--- Available data Enclosed Below ---

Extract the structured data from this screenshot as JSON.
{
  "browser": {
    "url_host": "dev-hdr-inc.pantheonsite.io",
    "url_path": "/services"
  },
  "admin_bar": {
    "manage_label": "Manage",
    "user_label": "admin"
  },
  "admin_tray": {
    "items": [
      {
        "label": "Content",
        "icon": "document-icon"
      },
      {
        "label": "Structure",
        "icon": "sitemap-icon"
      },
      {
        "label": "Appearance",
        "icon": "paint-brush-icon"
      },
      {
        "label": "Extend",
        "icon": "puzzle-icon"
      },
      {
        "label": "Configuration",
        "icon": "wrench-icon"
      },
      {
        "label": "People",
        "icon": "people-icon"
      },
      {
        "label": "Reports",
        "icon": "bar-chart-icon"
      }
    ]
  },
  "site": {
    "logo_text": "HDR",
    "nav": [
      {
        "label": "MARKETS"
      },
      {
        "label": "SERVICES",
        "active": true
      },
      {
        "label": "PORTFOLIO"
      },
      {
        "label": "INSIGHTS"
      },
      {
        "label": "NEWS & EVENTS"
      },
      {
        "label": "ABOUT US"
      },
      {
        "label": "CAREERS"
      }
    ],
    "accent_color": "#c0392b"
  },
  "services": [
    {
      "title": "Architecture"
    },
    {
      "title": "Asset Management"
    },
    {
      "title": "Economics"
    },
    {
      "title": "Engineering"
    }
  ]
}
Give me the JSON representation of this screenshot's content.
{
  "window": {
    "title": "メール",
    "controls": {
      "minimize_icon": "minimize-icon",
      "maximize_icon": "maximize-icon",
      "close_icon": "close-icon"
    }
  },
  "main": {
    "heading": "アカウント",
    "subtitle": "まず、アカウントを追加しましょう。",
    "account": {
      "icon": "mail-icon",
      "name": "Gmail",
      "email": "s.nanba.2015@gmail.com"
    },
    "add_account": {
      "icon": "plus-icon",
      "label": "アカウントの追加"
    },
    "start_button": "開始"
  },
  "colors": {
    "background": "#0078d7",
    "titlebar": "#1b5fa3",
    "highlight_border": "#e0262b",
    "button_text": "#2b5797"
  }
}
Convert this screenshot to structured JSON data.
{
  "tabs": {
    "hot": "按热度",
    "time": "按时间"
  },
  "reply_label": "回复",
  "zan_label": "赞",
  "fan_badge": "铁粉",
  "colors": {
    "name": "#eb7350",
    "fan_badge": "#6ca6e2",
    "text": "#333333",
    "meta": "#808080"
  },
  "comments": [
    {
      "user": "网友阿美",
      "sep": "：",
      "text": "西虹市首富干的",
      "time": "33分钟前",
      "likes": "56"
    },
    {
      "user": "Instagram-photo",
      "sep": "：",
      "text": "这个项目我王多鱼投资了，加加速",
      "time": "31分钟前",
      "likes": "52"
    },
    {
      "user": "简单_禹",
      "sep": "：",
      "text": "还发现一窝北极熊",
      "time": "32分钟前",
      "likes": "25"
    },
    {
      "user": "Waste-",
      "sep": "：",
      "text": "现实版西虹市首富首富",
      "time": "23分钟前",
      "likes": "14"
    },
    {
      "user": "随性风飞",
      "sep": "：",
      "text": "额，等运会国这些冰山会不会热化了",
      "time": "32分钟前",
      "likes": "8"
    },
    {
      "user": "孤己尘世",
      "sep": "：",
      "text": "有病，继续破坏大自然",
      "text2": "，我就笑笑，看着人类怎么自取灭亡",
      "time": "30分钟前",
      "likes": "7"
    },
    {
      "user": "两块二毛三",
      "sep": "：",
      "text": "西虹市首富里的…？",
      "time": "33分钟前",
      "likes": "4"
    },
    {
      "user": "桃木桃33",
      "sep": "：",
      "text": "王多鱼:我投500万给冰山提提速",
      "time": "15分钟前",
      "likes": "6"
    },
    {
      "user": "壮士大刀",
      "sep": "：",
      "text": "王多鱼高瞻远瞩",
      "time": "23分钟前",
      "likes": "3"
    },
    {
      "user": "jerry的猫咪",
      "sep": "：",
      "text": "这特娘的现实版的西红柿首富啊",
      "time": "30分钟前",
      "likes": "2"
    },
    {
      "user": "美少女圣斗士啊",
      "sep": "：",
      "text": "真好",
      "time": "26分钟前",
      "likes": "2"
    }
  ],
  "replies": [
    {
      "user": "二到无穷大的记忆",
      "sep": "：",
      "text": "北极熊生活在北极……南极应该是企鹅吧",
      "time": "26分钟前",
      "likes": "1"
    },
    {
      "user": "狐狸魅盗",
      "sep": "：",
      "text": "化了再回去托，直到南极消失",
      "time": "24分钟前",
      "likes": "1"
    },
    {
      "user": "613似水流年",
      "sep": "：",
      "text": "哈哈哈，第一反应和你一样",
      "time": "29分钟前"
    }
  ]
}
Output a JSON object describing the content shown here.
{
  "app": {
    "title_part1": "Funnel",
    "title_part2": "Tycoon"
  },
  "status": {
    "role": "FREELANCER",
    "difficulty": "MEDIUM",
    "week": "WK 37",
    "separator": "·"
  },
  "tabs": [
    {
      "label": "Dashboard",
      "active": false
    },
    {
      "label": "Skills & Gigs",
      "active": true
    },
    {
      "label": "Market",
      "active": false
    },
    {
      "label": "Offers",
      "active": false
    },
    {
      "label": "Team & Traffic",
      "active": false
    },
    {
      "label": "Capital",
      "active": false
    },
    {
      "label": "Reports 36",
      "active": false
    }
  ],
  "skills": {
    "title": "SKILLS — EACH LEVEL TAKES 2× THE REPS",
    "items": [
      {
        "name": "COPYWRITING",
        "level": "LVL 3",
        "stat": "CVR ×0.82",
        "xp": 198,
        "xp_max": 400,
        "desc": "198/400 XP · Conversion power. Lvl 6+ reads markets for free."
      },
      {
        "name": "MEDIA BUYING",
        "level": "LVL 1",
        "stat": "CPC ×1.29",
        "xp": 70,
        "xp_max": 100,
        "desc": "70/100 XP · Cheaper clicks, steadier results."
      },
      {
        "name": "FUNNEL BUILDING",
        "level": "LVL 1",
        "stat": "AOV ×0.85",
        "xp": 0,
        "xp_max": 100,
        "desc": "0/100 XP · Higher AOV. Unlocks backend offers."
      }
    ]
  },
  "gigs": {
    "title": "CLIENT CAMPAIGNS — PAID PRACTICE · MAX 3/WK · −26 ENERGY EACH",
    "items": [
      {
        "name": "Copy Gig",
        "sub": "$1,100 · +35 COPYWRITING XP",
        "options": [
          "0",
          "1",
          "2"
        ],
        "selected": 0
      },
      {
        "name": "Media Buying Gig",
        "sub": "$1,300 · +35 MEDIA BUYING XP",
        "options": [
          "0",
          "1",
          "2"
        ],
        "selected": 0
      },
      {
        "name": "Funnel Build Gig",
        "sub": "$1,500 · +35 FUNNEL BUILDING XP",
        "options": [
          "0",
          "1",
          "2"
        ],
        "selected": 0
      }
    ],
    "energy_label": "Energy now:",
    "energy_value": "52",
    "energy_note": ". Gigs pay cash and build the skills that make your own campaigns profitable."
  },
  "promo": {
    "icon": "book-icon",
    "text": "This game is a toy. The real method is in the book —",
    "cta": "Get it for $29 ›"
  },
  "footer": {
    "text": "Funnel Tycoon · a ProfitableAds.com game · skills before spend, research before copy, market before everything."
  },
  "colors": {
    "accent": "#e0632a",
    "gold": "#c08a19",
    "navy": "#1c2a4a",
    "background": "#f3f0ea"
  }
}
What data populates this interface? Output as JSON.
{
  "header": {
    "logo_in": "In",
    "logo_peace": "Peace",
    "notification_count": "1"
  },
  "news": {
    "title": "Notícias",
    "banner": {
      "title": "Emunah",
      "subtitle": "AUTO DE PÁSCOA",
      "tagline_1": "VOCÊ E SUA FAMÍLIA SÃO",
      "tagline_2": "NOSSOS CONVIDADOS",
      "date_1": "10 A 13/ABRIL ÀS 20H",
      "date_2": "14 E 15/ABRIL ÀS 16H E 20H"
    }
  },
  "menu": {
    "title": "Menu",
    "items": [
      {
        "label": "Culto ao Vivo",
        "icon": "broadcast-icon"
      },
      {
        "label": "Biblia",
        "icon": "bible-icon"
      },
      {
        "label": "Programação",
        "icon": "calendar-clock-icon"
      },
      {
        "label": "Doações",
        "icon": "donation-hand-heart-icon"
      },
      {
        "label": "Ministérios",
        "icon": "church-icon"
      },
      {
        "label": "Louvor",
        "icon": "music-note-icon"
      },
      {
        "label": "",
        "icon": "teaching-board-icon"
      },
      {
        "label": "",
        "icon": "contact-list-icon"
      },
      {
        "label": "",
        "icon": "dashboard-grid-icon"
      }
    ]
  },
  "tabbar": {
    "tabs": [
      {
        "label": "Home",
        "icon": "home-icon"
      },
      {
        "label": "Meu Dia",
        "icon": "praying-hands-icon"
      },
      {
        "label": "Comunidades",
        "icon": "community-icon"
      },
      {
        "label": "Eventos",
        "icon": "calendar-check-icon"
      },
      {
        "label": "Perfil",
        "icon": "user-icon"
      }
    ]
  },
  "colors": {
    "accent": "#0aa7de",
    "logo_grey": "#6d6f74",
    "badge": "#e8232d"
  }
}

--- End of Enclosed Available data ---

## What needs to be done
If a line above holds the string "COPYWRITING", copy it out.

## Task answer
        "name": "COPYWRITING",
        "sub": "$1,100 · +35 COPYWRITING XP",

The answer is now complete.